Sophie's wound, as the gold coins continued to clink on the counter every day.
And the years passed by until one day the guns of the Confederate Army began to
explode all over Virginia. With business ground to a standstill, Gus soon learned
a new occupation, that of running schooner loads of cotton past the offshore blockade
ships. Pavell was successful at that trade too, eluding the blockaders until he
quit in 1864. And he stacked up a lot more gold coins in the process.
Move to Galveston
day in June, 1865, Sophie suggested to her husband that they close their store
at the lonely outpost and move to Galveston.
Gus agreed, and they soon carried their stock of merchandise to the Island City,
where they reopened another store. But before leaving Pavell's Island, Sophie
insisted on digging up the remains of her infant and taking the coffin with them.
For two years the Pavells continued to prosper, but in 1867, Gus died during the
yellow fever epidemic.
After the bad hurricane of Sept. 13, 1865, Solomon
Sparks visited Pavell's Island, with intent to purchase it and move his shingle
mill there. As he looked at the excavated gravesite, he spotted the cherubim-decorated
object that he thought was a flower urn, but in reality was a 2-foot section of
bronze pipe, sawed from a bed post. It bore the tarnished markings for all those
years it had stood upright in the grave.
At the bottom of the grave,
he found a residue of rust of powder consistency, undoubtedly from the coffin
nails. His great surprise came when there, beneath a clam shell, Sparks found
a $20.00 gold piece, that Sophie, in her haste to leave, had overlooked.
Back at his home, Sparks pondered his strange findings, wondering too if Sophie
had really exhumed a small skeleton from the grave for reburial in Galveston.
And if so, why had Sophie left the tiny tombstone of her infant, Ann Eliza, which
logic concluded would be needed at the new gravesite?
Sparks wondered too:
"Did Sophie really have a baby, or had she only perpetrated the grossest of hoaxes
on her husband and neighbors?" Or were the fresh bouquets intended to disguise
the coin entrance of Sophie's private "bank" in the clamshell mound?
Perhaps the world will never know the truth for certain, but the evidence at hand

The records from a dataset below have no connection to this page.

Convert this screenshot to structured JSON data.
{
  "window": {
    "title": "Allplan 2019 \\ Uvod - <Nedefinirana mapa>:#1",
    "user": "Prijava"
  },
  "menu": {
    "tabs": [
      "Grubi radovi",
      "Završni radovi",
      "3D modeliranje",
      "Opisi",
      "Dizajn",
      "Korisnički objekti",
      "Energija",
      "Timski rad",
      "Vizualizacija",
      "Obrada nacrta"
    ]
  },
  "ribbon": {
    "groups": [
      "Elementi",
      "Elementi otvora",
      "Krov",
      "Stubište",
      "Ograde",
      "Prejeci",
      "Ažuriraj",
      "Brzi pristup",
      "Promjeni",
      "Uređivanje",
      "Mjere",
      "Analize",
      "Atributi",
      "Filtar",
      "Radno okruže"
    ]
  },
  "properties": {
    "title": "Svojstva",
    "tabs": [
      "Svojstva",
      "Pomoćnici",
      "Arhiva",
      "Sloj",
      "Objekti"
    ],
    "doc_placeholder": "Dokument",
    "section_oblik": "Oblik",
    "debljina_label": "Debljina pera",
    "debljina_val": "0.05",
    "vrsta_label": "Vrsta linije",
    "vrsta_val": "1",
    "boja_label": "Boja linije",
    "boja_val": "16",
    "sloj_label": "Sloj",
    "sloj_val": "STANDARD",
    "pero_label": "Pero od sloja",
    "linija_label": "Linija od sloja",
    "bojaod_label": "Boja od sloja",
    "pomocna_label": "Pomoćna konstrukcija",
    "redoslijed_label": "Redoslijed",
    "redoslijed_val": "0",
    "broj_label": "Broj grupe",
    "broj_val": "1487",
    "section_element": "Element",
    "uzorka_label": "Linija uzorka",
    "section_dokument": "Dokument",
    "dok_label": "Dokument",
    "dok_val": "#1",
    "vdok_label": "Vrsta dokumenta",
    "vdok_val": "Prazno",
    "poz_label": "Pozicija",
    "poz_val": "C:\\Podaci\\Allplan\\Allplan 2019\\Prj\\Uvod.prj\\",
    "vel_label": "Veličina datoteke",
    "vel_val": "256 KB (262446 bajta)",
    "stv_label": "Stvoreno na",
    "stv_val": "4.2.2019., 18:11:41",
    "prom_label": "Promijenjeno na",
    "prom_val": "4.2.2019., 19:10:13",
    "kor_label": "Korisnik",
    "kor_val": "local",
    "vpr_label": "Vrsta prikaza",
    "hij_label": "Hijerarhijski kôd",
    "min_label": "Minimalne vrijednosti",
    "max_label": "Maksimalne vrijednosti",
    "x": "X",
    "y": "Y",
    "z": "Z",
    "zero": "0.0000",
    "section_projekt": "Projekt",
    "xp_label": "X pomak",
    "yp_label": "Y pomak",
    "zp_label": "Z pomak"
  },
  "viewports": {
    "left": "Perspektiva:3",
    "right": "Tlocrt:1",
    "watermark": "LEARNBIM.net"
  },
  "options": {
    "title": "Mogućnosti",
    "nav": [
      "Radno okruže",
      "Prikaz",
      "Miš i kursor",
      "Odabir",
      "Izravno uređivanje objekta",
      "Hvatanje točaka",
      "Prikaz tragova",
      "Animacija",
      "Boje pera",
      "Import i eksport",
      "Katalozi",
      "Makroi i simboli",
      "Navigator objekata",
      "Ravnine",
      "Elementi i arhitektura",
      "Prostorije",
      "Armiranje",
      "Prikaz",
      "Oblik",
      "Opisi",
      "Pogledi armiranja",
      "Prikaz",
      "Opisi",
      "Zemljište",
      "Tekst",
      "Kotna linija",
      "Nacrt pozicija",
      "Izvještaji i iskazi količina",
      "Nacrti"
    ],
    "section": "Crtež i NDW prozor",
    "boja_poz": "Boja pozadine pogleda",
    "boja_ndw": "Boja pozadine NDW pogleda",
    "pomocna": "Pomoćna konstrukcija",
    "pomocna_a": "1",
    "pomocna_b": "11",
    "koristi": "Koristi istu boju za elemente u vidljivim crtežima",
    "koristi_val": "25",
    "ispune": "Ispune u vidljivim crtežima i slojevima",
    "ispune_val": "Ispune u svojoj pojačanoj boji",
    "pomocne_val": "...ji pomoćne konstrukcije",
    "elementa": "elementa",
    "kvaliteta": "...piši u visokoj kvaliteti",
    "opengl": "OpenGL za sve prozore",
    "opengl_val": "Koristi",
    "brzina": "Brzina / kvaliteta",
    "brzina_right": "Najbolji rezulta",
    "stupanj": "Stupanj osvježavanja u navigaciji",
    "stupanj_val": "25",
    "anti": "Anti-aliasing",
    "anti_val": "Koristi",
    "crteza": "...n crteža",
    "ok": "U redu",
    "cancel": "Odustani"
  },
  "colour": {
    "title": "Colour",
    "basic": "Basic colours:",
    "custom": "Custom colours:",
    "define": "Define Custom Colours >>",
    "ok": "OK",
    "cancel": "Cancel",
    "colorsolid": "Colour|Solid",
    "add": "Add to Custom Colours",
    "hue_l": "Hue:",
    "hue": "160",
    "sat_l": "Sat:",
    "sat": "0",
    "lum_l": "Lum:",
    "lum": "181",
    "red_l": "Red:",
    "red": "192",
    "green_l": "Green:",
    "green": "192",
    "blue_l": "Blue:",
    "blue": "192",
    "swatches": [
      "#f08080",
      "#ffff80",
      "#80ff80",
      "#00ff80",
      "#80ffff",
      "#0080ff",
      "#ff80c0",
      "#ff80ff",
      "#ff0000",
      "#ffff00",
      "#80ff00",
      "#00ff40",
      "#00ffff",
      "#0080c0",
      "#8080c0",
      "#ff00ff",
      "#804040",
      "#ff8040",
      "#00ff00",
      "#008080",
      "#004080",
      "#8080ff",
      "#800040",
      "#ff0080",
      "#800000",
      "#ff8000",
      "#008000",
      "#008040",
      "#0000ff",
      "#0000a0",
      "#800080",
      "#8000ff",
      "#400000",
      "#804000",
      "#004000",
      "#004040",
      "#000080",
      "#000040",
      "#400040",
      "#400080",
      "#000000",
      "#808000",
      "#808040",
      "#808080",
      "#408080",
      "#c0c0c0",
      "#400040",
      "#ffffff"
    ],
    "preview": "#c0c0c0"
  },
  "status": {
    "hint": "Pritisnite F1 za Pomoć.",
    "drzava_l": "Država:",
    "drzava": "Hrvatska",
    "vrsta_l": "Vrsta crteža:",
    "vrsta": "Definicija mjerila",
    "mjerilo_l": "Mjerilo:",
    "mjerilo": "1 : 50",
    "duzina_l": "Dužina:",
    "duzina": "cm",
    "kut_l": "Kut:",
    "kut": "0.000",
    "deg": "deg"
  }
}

accounted for one of the strangest and most widely-circulated legends ever told
along the lower Sabine River.
W. T. Block, Jr. |
8, 2006 column
from Beaumont Enterprise, August 24, 1978, p. 2b., and "Legend of Shellbank,"
The Cameron Pilot, December 10, 1998, p. 4.